= Beginning of Section =

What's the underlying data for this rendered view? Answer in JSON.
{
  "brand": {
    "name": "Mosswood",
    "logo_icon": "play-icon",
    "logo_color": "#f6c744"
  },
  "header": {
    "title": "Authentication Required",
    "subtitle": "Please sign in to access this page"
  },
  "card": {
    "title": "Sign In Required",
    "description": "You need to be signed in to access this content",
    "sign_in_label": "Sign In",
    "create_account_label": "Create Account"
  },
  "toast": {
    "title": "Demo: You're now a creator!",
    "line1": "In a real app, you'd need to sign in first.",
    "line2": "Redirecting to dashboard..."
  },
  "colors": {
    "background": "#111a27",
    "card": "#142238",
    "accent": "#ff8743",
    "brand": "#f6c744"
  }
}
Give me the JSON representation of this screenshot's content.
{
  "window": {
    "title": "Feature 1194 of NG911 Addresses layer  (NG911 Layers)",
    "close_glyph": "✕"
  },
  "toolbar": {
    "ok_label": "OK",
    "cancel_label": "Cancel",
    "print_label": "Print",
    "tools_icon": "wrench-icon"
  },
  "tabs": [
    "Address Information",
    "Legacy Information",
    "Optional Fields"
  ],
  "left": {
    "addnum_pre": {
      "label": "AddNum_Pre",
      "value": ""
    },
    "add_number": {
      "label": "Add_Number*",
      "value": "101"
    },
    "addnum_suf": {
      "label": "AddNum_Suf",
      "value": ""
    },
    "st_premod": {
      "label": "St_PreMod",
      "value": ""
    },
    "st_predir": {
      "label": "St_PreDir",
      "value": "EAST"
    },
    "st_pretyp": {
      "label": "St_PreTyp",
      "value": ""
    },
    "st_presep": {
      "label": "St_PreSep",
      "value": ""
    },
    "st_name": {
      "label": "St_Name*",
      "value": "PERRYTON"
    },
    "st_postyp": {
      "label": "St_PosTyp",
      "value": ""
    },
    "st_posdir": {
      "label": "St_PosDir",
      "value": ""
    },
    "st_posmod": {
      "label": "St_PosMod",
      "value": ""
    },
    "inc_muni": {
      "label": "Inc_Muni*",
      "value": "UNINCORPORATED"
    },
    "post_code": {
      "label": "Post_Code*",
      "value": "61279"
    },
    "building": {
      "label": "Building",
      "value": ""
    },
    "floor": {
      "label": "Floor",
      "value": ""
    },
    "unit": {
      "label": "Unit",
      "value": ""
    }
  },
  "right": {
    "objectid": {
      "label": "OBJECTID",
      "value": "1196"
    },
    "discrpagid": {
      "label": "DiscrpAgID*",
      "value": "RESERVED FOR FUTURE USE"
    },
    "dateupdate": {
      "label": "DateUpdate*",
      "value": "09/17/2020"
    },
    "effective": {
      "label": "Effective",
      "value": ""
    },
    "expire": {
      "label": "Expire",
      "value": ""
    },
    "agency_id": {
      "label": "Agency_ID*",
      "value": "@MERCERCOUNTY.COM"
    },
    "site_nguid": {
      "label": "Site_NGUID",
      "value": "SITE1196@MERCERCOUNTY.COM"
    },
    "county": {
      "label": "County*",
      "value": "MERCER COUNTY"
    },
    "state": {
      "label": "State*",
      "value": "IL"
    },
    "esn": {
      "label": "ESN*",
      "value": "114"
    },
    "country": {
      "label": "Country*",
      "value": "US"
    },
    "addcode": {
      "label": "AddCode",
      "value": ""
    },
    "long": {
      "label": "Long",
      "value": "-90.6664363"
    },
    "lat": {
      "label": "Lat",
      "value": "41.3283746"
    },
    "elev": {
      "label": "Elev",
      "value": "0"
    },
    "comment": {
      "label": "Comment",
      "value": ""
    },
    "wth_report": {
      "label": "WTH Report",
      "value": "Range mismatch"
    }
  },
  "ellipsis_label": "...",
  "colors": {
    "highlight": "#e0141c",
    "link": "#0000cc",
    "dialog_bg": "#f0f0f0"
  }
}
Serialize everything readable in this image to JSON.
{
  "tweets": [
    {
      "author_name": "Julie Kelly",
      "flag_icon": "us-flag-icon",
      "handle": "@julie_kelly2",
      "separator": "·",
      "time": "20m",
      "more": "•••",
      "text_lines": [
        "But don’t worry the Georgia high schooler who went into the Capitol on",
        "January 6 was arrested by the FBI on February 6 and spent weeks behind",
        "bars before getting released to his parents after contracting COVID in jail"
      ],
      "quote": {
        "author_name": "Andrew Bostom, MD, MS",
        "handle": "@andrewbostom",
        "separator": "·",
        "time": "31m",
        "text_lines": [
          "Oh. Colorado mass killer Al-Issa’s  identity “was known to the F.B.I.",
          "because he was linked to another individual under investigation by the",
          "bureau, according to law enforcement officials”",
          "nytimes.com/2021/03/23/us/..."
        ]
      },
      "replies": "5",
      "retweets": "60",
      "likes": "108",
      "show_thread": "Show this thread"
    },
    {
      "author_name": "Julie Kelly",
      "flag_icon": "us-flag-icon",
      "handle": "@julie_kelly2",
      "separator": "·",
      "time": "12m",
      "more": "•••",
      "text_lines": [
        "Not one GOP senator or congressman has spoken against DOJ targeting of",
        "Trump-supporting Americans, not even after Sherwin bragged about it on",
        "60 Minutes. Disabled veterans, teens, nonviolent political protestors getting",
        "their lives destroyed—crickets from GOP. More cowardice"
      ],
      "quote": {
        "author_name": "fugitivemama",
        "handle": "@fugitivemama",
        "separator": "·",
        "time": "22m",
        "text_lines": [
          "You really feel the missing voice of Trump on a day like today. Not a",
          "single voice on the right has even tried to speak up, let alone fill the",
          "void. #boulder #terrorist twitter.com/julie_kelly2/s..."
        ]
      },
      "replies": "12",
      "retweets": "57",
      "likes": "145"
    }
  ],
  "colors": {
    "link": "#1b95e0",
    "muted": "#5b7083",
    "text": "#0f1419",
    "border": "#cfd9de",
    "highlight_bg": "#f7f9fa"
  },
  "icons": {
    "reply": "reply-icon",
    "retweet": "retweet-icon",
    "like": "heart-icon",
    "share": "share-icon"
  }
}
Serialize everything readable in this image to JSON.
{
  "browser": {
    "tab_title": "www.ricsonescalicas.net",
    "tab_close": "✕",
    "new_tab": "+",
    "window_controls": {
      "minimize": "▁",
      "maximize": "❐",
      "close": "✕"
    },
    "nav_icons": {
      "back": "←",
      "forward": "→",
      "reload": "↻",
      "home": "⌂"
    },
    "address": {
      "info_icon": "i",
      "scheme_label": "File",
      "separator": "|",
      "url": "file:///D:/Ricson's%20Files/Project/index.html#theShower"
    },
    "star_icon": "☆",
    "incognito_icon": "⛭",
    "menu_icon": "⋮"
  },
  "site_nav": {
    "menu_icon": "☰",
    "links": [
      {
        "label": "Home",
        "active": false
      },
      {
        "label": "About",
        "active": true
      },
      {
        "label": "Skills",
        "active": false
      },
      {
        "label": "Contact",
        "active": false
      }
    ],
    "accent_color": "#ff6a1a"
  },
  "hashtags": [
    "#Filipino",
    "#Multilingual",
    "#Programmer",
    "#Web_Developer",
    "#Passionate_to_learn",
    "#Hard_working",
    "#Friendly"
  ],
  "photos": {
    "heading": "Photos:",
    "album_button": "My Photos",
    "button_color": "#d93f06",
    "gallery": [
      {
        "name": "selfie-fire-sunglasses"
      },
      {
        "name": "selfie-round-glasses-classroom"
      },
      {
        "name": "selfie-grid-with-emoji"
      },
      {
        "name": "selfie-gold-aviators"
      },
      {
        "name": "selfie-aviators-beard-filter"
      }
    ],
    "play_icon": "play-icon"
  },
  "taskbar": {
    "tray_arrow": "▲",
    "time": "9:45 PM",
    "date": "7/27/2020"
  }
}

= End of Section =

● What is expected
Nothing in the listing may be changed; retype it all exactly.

● Written solution
What's the underlying data for this rendered view? Answer in JSON.
{
  "brand": {
    "name": "Mosswood",
    "logo_icon": "play-icon",
    "logo_color": "#f6c744"
  },
  "header": {
    "title": "Authentication Required",
    "subtitle": "Please sign in to access this page"
  },
  "card": {
    "title": "Sign In Required",
    "description": "You need to be signed in to access this content",
    "sign_in_label": "Sign In",
    "create_account_label": "Create Account"
  },
  "toast": {
    "title": "Demo: You're now a creator!",
    "line1": "In a real app, you'd need to sign in first.",
    "line2": "Redirecting to dashboard..."
  },
  "colors": {
    "background": "#111a27",
    "card": "#142238",
    "accent": "#ff8743",
    "brand": "#f6c744"
  }
}
Give me the JSON representation of this screenshot's content.
{
  "window": {
    "title": "Feature 1194 of NG911 Addresses layer  (NG911 Layers)",
    "close_glyph": "✕"
  },
  "toolbar": {
    "ok_label": "OK",
    "cancel_label": "Cancel",
    "print_label": "Print",
    "tools_icon": "wrench-icon"
  },
  "tabs": [
    "Address Information",
    "Legacy Information",
    "Optional Fields"
  ],
  "left": {
    "addnum_pre": {
      "label": "AddNum_Pre",
      "value": ""
    },
    "add_number": {
      "label": "Add_Number*",
      "value": "101"
    },
    "addnum_suf": {
      "label": "AddNum_Suf",
      "value": ""
    },
    "st_premod": {
      "label": "St_PreMod",
      "value": ""
    },
    "st_predir": {
      "label": "St_PreDir",
      "value": "EAST"
    },
    "st_pretyp": {
      "label": "St_PreTyp",
      "value": ""
    },
    "st_presep": {
      "label": "St_PreSep",
      "value": ""
    },
    "st_name": {
      "label": "St_Name*",
      "value": "PERRYTON"
    },
    "st_postyp": {
      "label": "St_PosTyp",
      "value": ""
    },
    "st_posdir": {
      "label": "St_PosDir",
      "value": ""
    },
    "st_posmod": {
      "label": "St_PosMod",
      "value": ""
    },
    "inc_muni": {
      "label": "Inc_Muni*",
      "value": "UNINCORPORATED"
    },
    "post_code": {
      "label": "Post_Code*",
      "value": "61279"
    },
    "building": {
      "label": "Building",
      "value": ""
    },
    "floor": {
      "label": "Floor",
      "value": ""
    },
    "unit": {
      "label": "Unit",
      "value": ""
    }
  },
  "right": {
    "objectid": {
      "label": "OBJECTID",
      "value": "1196"
    },
    "discrpagid": {
      "label": "DiscrpAgID*",
      "value": "RESERVED FOR FUTURE USE"
    },
    "dateupdate": {
      "label": "DateUpdate*",
      "value": "09/17/2020"
    },
    "effective": {
      "label": "Effective",
      "value": ""
    },
    "expire": {
      "label": "Expire",
      "value": ""
    },
    "agency_id": {
      "label": "Agency_ID*",
      "value": "@MERCERCOUNTY.COM"
    },
    "site_nguid": {
      "label": "Site_NGUID",
      "value": "SITE1196@MERCERCOUNTY.COM"
    },
    "county": {
      "label": "County*",
      "value": "MERCER COUNTY"
    },
    "state": {
      "label": "State*",
      "value": "IL"
    },
    "esn": {
      "label": "ESN*",
      "value": "114"
    },
    "country": {
      "label": "Country*",
      "value": "US"
    },
    "addcode": {
      "label": "AddCode",
      "value": ""
    },
    "long": {
      "label": "Long",
      "value": "-90.6664363"
    },
    "lat": {
      "label": "Lat",
      "value": "41.3283746"
    },
    "elev": {
      "label": "Elev",
      "value": "0"
    },
    "comment": {
      "label": "Comment",
      "value": ""
    },
    "wth_report": {
      "label": "WTH Report",
      "value": "Range mismatch"
    }
  },
  "ellipsis_label": "...",
  "colors": {
    "highlight": "#e0141c",
    "link": "#0000cc",
    "dialog_bg": "#f0f0f0"
  }
}
Serialize everything readable in this image to JSON.
{
  "tweets": [
    {
      "author_name": "Julie Kelly",
      "flag_icon": "us-flag-icon",
      "handle": "@julie_kelly2",
      "separator": "·",
      "time": "20m",
      "more": "•••",
      "text_lines": [
        "But don’t worry the Georgia high schooler who went into the Capitol on",
        "January 6 was arrested by the FBI on February 6 and spent weeks behind",
        "bars before getting released to his parents after contracting COVID in jail"
      ],
      "quote": {
        "author_name": "Andrew Bostom, MD, MS",
        "handle": "@andrewbostom",
        "separator": "·",
        "time": "31m",
        "text_lines": [
          "Oh. Colorado mass killer Al-Issa’s  identity “was known to the F.B.I.",
          "because he was linked to another individual under investigation by the",
          "bureau, according to law enforcement officials”",
          "nytimes.com/2021/03/23/us/..."
        ]
      },
      "replies": "5",
      "retweets": "60",
      "likes": "108",
      "show_thread": "Show this thread"
    },
    {
      "author_name": "Julie Kelly",
      "flag_icon": "us-flag-icon",
      "handle": "@julie_kelly2",
      "separator": "·",
      "time": "12m",
      "more": "•••",
      "text_lines": [
        "Not one GOP senator or congressman has spoken against DOJ targeting of",
        "Trump-supporting Americans, not even after Sherwin bragged about it on",
        "60 Minutes. Disabled veterans, teens, nonviolent political protestors getting",
        "their lives destroyed—crickets from GOP. More cowardice"
      ],
      "quote": {
        "author_name": "fugitivemama",
        "handle": "@fugitivemama",
        "separator": "·",
        "time": "22m",
        "text_lines": [
          "You really feel the missing voice of Trump on a day like today. Not a",
          "single voice on the right has even tried to speak up, let alone fill the",
          "void. #boulder #terrorist twitter.com/julie_kelly2/s..."
        ]
      },
      "replies": "12",
      "retweets": "57",
      "likes": "145"
    }
  ],
  "colors": {
    "link": "#1b95e0",
    "muted": "#5b7083",
    "text": "#0f1419",
    "border": "#cfd9de",
    "highlight_bg": "#f7f9fa"
  },
  "icons": {
    "reply": "reply-icon",
    "retweet": "retweet-icon",
    "like": "heart-icon",
    "share": "share-icon"
  }
}
Serialize everything readable in this image to JSON.
{
  "browser": {
    "tab_title": "www.ricsonescalicas.net",
    "tab_close": "✕",
    "new_tab": "+",
    "window_controls": {
      "minimize": "▁",
      "maximize": "❐",
      "close": "✕"
    },
    "nav_icons": {
      "back": "←",
      "forward": "→",
      "reload": "↻",
      "home": "⌂"
    },
    "address": {
      "info_icon": "i",
      "scheme_label": "File",
      "separator": "|",
      "url": "file:///D:/Ricson's%20Files/Project/index.html#theShower"
    },
    "star_icon": "☆",
    "incognito_icon": "⛭",
    "menu_icon": "⋮"
  },
  "site_nav": {
    "menu_icon": "☰",
    "links": [
      {
        "label": "Home",
        "active": false
      },
      {
        "label": "About",
        "active": true
      },
      {
        "label": "Skills",
        "active": false
      },
      {
        "label": "Contact",
        "active": false
      }
    ],
    "accent_color": "#ff6a1a"
  },
  "hashtags": [
    "#Filipino",
    "#Multilingual",
    "#Programmer",
    "#Web_Developer",
    "#Passionate_to_learn",
    "#Hard_working",
    "#Friendly"
  ],
  "photos": {
    "heading": "Photos:",
    "album_button": "My Photos",
    "button_color": "#d93f06",
    "gallery": [
      {
        "name": "selfie-fire-sunglasses"
      },
      {
        "name": "selfie-round-glasses-classroom"
      },
      {
        "name": "selfie-grid-with-emoji"
      },
      {
        "name": "selfie-gold-aviators"
      },
      {
        "name": "selfie-aviators-beard-filter"
      }
    ],
    "play_icon": "play-icon"
  },
  "taskbar": {
    "tray_arrow": "▲",
    "time": "9:45 PM",
    "date": "7/27/2020"
  }
}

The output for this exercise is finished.